Peltz has a bone to pick: he deplores Iger's numerous contract extensions at the helm, and the fact that no credible replacement has been proposed or found. He also believes that Disney' s performance (and its share price) is below what it should be, and below that of its competitors. Unsurprisingly, he puts the blame on Iger, who's been intermittently at the helm since 2005, even though he was behind the major acquisitions that shaped the current Disney, including Pixar and Marvel.

He is backed by Neuberger Berman (0.1% of shares), California Public Employees' Retirement System - or Calpers - (0.36%), which advocates a fresh look, and to some extent by the influential consultancy Institutional Shareholder Services, which plays the diplomat (or ass between two chairs), praising both Peltz and the former directors.

In the third row, activist investor Blackwells Capital has taken advantage of all this to advance its own pawns: 3 of its candidates. It is firing live rounds at Peltz, arguing that Trian's campaign is motivated solely by hostility to Iger and a desire to take credit for the group's recent successes.

Game of Thrones

For several weeks, each of the three parties has been drumming up support, devising strategies, pointing out the shortcomings of the opposing lists and trying to attract as many votes as possible.

At the parent company, Iger's camp, the focus was on Peltz's lack of experience in the entertainment sector, making deep cuts in group spending to silence the most avaricious, and investing massively in video games and theme parks. It quickly set in motion major initiatives in sports streaming and acted methodically in response to each of Peltz's criticisms, particularly in the television networks. It also enlisted the support of some big names: George Lucas (Star Wars), Jamie Dimon (JPMorgan), and the list goes on.

Yesterday, the giant's annual general meeting was held, in an atmosphere that one imagines to be far removed from the good-natured spirit advocated by Disney. Iger won. He retains the helm and boasts renewed support.
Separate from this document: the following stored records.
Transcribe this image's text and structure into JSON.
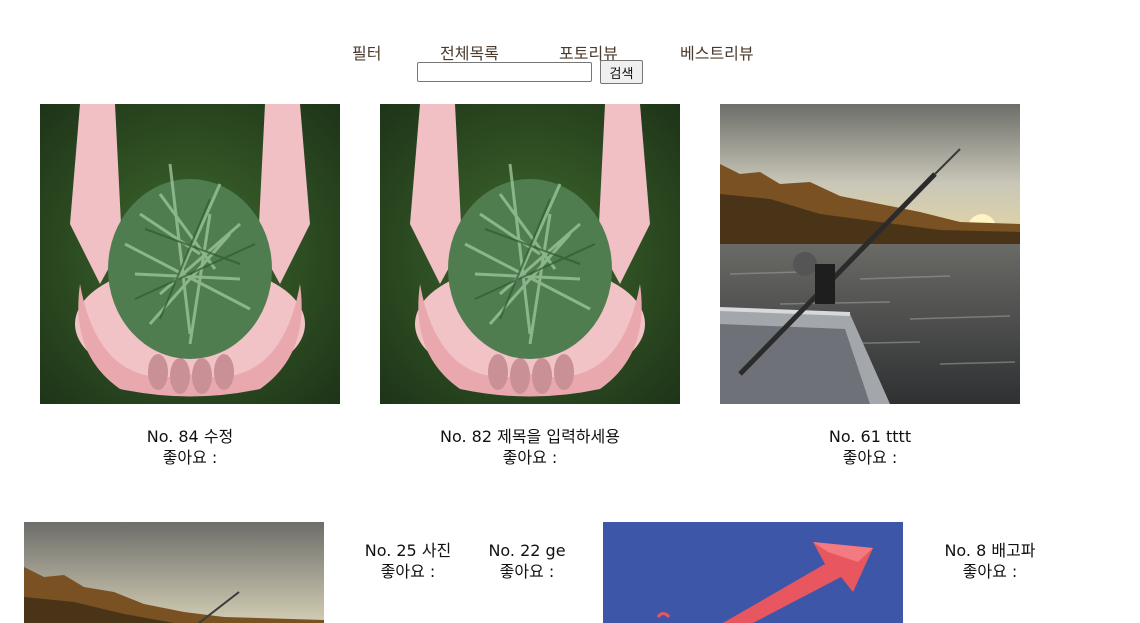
{
  "nav": {
    "filter": "필터",
    "all": "전체목록",
    "photo_review": "포토리뷰",
    "best_review": "베스트리뷰"
  },
  "search": {
    "value": "",
    "button_label": "검색"
  },
  "posts": [
    {
      "title": "No. 84 수정",
      "likes": "좋아요 :",
      "image": "hands-pine-needles"
    },
    {
      "title": "No. 82 제목을 입력하세용",
      "likes": "좋아요 :",
      "image": "hands-pine-needles"
    },
    {
      "title": "No. 61 tttt",
      "likes": "좋아요 :",
      "image": "fishing-boat-lake"
    },
    {
      "title": "No. 25 사진",
      "likes": "좋아요 :",
      "image": "fishing-boat-lake"
    },
    {
      "title": "No. 22 ge",
      "likes": "좋아요 :",
      "image": ""
    },
    {
      "title": "No. 8 배고파",
      "likes": "좋아요 :",
      "image": "red-arrow-blue"
    }
  ]
}
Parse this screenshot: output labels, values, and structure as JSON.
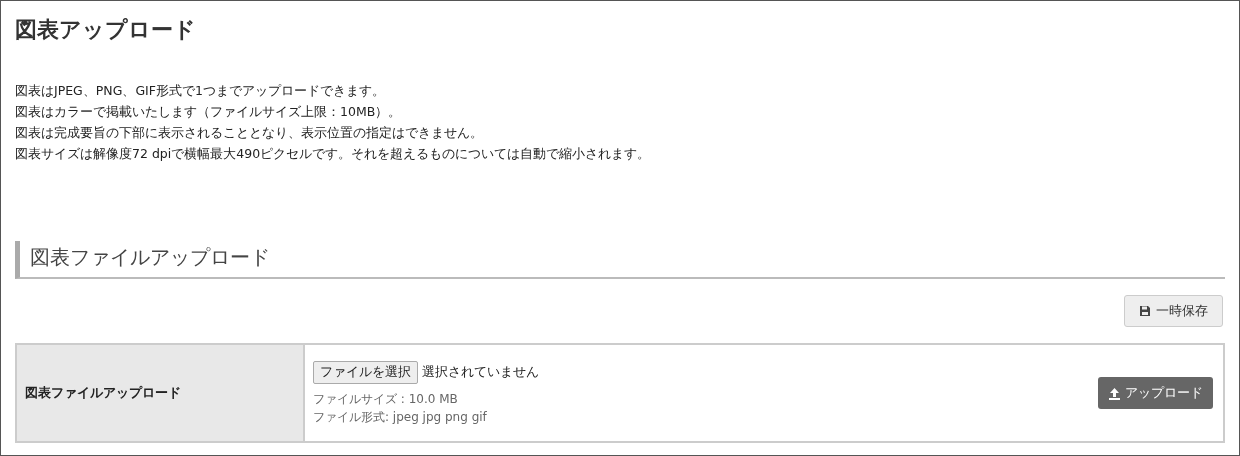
{
  "page_title": "図表アップロード",
  "notes": [
    "図表はJPEG、PNG、GIF形式で1つまでアップロードできます。",
    "図表はカラーで掲載いたします（ファイルサイズ上限：10MB）。",
    "図表は完成要旨の下部に表示されることとなり、表示位置の指定はできません。",
    "図表サイズは解像度72 dpiで横幅最大490ピクセルです。それを超えるものについては自動で縮小されます。"
  ],
  "section_heading": "図表ファイルアップロード",
  "save_button": "一時保存",
  "form_row": {
    "label": "図表ファイルアップロード",
    "choose_button": "ファイルを選択",
    "file_status": "選択されていません",
    "size_hint": "ファイルサイズ : 10.0 MB",
    "format_hint": "ファイル形式: jpeg jpg png gif",
    "upload_button": "アップロード"
  }
}
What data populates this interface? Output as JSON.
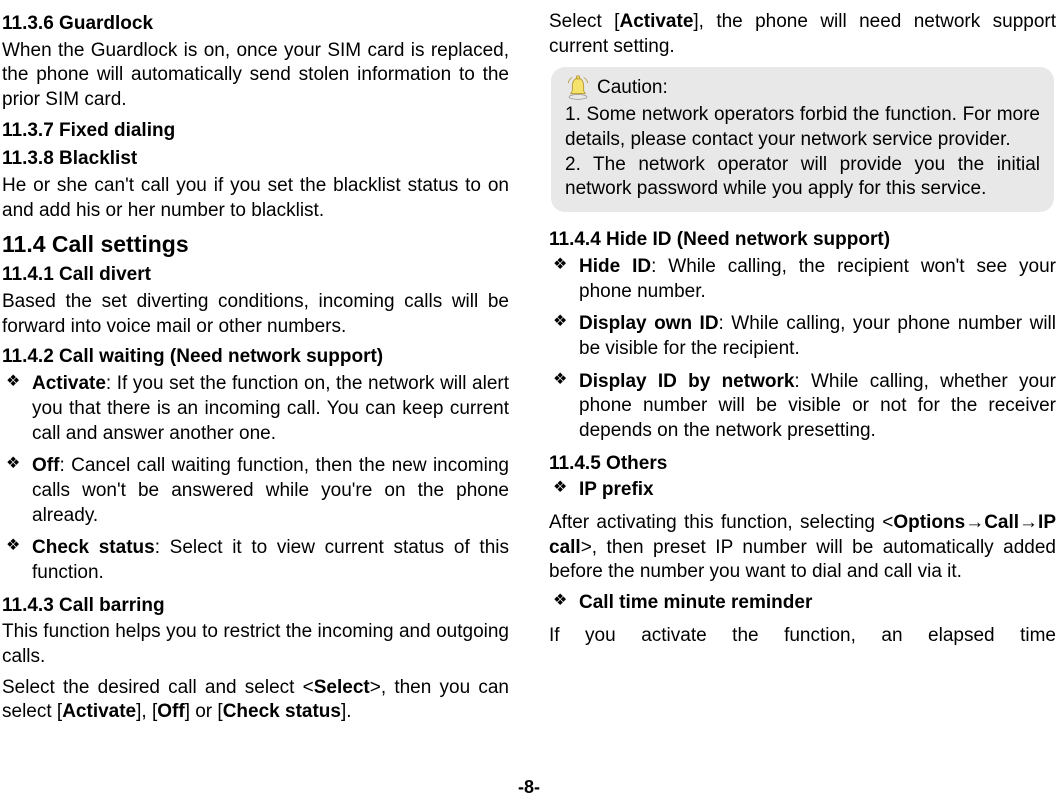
{
  "left": {
    "h1136": "11.3.6 Guardlock",
    "p1136": "When the Guardlock is on, once your SIM card is replaced, the phone will automatically send stolen information to the prior SIM card.",
    "h1137": "11.3.7 Fixed dialing",
    "h1138": "11.3.8 Blacklist",
    "p1138": "He or she can't call you if you set the blacklist status to on and add his or her number to blacklist.",
    "h114": "11.4 Call settings",
    "h1141": "11.4.1 Call divert",
    "p1141": "Based the set diverting conditions, incoming calls will be forward into voice mail or other numbers.",
    "h1142": "11.4.2 Call waiting (Need network support)",
    "li1142a_b": "Activate",
    "li1142a_t": ": If you set the function on, the network will alert you that there is an incoming call. You can keep current call and answer another one.",
    "li1142b_b": "Off",
    "li1142b_t": ": Cancel call waiting function, then the new incoming calls won't be answered while you're on the phone already.",
    "li1142c_b": "Check status",
    "li1142c_t": ": Select it to view current status of this function.",
    "h1143": "11.4.3 Call barring",
    "p1143a": "This function helps you to restrict the incoming and outgoing calls.",
    "p1143b_pre": "Select the desired call and select <",
    "p1143b_sel": "Select",
    "p1143b_mid": ">, then you can select [",
    "p1143b_act": "Activate",
    "p1143b_m2": "], [",
    "p1143b_off": "Off",
    "p1143b_m3": "] or [",
    "p1143b_chk": "Check status",
    "p1143b_end": "]."
  },
  "right": {
    "topline_pre": "Select [",
    "topline_act": "Activate",
    "topline_post": "], the phone will need network support current setting.",
    "caution_label": "Caution:",
    "caution_body": "1. Some network operators forbid the function. For more details, please contact your network service provider.\n2. The network operator will provide you the initial network password while you apply for this service.",
    "h1144": "11.4.4 Hide ID (Need network support)",
    "li1144a_b": "Hide ID",
    "li1144a_t": ": While calling, the recipient won't see your phone number.",
    "li1144b_b": "Display own ID",
    "li1144b_t": ": While calling, your phone number will be visible for the recipient.",
    "li1144c_b": "Display ID by network",
    "li1144c_t": ": While calling, whether your phone number will be visible or not for the receiver depends on the network presetting.",
    "h1145": "11.4.5 Others",
    "li_ipprefix": "IP prefix",
    "p_ipprefix_pre": "After activating this function, selecting <",
    "p_ipprefix_opt": "Options",
    "p_ipprefix_arrow1": "→",
    "p_ipprefix_call": "Call",
    "p_ipprefix_arrow2": "→",
    "p_ipprefix_ipcall": "IP call",
    "p_ipprefix_post": ">, then preset IP number will be automatically added before the number you want to dial and call via it.",
    "li_reminder": "Call time minute reminder",
    "p_reminder": "If you activate the function, an elapsed time"
  },
  "footer": "-8-"
}
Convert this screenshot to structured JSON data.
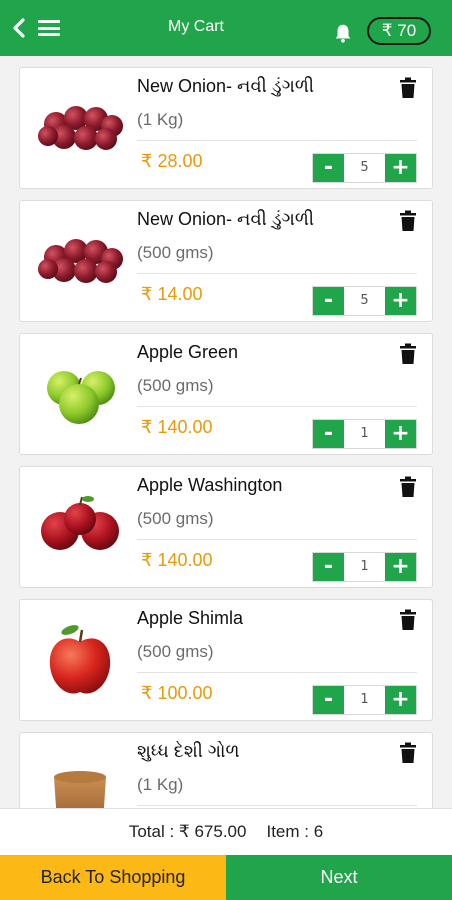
{
  "header": {
    "title": "My Cart",
    "wallet": "₹ 70",
    "icons": [
      "back-icon",
      "menu-icon",
      "bell-icon"
    ]
  },
  "items": [
    {
      "name": "New Onion- નવી ડુંગળી",
      "unit": "(1 Kg)",
      "price": "₹ 28.00",
      "qty": "5",
      "image": "red-onion"
    },
    {
      "name": "New Onion- નવી ડુંગળી",
      "unit": "(500 gms)",
      "price": "₹ 14.00",
      "qty": "5",
      "image": "red-onion"
    },
    {
      "name": "Apple Green",
      "unit": "(500 gms)",
      "price": "₹ 140.00",
      "qty": "1",
      "image": "green-apple"
    },
    {
      "name": "Apple Washington",
      "unit": "(500 gms)",
      "price": "₹ 140.00",
      "qty": "1",
      "image": "red-apple"
    },
    {
      "name": "Apple Shimla",
      "unit": "(500 gms)",
      "price": "₹ 100.00",
      "qty": "1",
      "image": "shimla-apple"
    },
    {
      "name": "શુધ્ધ દેશી ગોળ",
      "unit": "(1 Kg)",
      "price": "",
      "qty": "",
      "image": "jaggery"
    }
  ],
  "stepper": {
    "minus": "-",
    "plus": "+"
  },
  "summary": {
    "total": "Total : ₹ 675.00",
    "items": "Item : 6"
  },
  "footer": {
    "back_label": "Back To Shopping",
    "next_label": "Next"
  },
  "colors": {
    "primary": "#21a54a",
    "accent": "#fcb814",
    "price": "#e89a0c"
  }
}
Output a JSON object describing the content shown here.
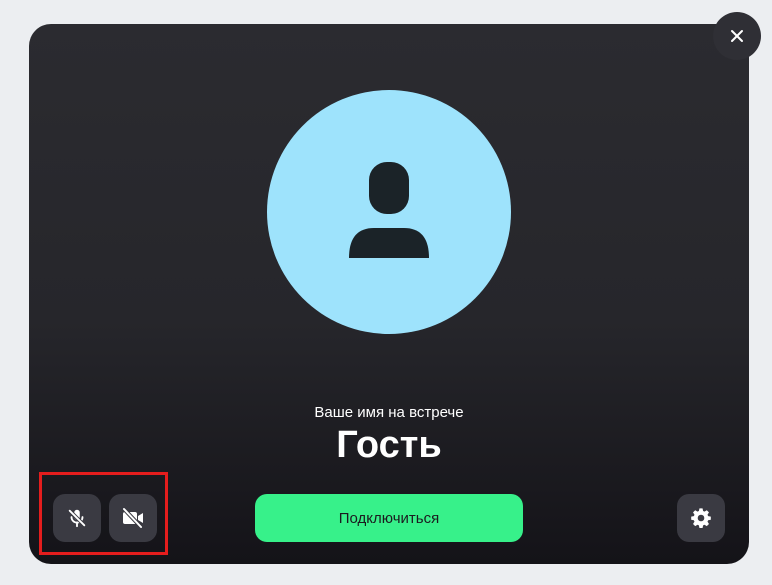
{
  "preview": {
    "name_caption": "Ваше имя на встрече",
    "name_value": "Гость"
  },
  "controls": {
    "join_label": "Подключиться",
    "microphone": "off",
    "camera": "off"
  },
  "icons": {
    "close": "close-icon",
    "avatar": "user-silhouette-icon",
    "microphone": "microphone-off-icon",
    "camera": "camera-off-icon",
    "settings": "gear-icon"
  },
  "colors": {
    "background": "#eceef1",
    "card": "#26262b",
    "avatar": "#9ee3fc",
    "join_button": "#37f18a",
    "control_button": "#3a3a42",
    "highlight": "#e41d1d"
  }
}
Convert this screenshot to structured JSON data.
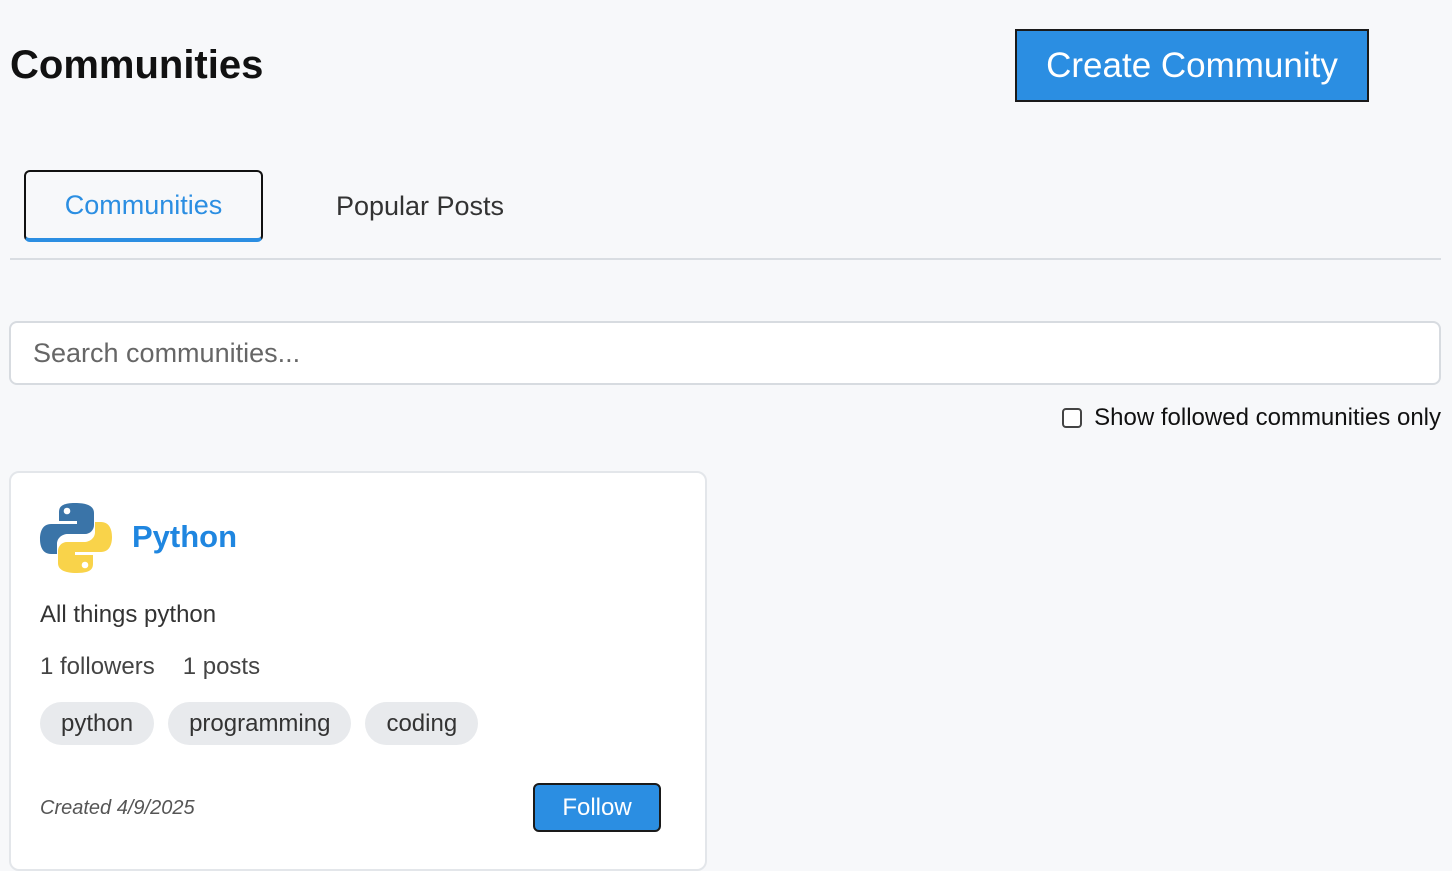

But now there's a major flaw in the princess's castle: Peltz won 31% of the vote. This is no mean feat, and means that in the future, Bob Iger's decisions will be under scrutiny, the slightest misstep more difficult to forgive, and the question of his succession will have to be tackled promptly.

Drawing by Amandine Victor